Exercise requirements
Search the records below for the string "subtitle" and copy each line where it turns up.

Dataset rows describing interfaces
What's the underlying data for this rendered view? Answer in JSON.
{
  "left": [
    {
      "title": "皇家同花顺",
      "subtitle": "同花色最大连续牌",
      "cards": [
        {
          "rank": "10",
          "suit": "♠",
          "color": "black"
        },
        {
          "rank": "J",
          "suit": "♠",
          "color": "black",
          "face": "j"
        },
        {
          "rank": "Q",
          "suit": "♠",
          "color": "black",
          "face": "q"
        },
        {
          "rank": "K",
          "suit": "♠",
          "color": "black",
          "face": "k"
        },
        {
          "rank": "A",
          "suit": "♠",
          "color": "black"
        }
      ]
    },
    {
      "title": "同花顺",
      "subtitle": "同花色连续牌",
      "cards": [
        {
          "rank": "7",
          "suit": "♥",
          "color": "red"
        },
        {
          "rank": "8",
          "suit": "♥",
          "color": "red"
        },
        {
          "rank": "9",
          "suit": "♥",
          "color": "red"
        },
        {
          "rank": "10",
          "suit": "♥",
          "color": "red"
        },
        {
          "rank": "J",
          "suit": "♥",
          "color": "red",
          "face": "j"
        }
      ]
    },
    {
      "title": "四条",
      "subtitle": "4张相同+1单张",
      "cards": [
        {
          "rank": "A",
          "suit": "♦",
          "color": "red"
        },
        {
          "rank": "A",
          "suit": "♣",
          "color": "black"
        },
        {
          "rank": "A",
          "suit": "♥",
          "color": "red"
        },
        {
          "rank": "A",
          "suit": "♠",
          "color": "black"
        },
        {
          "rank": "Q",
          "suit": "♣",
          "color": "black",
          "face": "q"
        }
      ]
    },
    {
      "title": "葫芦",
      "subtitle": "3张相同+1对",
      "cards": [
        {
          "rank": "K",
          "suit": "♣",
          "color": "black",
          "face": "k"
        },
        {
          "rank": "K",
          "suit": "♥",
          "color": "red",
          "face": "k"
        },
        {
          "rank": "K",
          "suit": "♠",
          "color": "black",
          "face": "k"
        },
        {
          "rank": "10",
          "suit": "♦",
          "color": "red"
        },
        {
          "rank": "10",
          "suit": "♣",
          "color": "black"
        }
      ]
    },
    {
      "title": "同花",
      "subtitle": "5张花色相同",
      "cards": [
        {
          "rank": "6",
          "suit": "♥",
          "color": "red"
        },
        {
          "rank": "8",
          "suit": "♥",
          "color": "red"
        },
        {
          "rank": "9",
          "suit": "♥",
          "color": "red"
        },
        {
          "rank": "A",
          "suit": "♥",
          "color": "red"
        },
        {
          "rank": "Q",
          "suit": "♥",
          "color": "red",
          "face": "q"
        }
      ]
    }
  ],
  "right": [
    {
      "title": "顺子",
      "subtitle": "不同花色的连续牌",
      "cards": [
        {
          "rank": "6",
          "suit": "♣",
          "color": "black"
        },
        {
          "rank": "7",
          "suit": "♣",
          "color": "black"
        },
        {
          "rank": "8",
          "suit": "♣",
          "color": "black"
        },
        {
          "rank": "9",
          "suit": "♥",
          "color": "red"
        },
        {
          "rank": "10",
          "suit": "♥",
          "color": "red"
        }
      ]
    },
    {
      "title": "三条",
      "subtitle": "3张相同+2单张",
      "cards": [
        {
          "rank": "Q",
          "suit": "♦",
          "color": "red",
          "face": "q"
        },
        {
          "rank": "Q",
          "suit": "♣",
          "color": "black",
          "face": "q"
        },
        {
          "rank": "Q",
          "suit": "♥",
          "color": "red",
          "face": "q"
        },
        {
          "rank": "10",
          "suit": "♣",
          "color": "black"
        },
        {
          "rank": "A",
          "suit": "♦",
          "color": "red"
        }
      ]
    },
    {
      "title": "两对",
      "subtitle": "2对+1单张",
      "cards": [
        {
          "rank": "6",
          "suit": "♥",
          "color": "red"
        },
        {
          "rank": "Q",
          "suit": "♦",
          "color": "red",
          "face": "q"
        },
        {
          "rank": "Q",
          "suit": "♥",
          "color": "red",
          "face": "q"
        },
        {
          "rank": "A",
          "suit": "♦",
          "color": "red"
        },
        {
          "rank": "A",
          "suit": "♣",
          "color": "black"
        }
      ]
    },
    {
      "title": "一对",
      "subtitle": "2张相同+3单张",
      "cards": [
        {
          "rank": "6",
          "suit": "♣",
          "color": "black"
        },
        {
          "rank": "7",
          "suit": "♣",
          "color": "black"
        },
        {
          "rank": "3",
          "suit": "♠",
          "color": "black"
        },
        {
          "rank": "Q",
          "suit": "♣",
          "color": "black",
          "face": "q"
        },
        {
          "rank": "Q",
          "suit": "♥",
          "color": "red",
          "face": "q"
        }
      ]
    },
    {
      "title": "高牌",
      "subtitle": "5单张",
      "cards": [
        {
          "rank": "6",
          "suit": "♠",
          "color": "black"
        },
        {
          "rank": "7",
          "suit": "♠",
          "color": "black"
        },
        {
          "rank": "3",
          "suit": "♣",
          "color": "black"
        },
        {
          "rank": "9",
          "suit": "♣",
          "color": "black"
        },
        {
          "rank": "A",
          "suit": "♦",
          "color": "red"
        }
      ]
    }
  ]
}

Expected answer
      "subtitle": "同花色最大连续牌",
      "subtitle": "同花色连续牌",
      "subtitle": "4张相同+1单张",
      "subtitle": "3张相同+1对",
      "subtitle": "5张花色相同",
      "subtitle": "不同花色的连续牌",
      "subtitle": "3张相同+2单张",
      "subtitle": "2对+1单张",
      "subtitle": "2张相同+3单张",
      "subtitle": "5单张",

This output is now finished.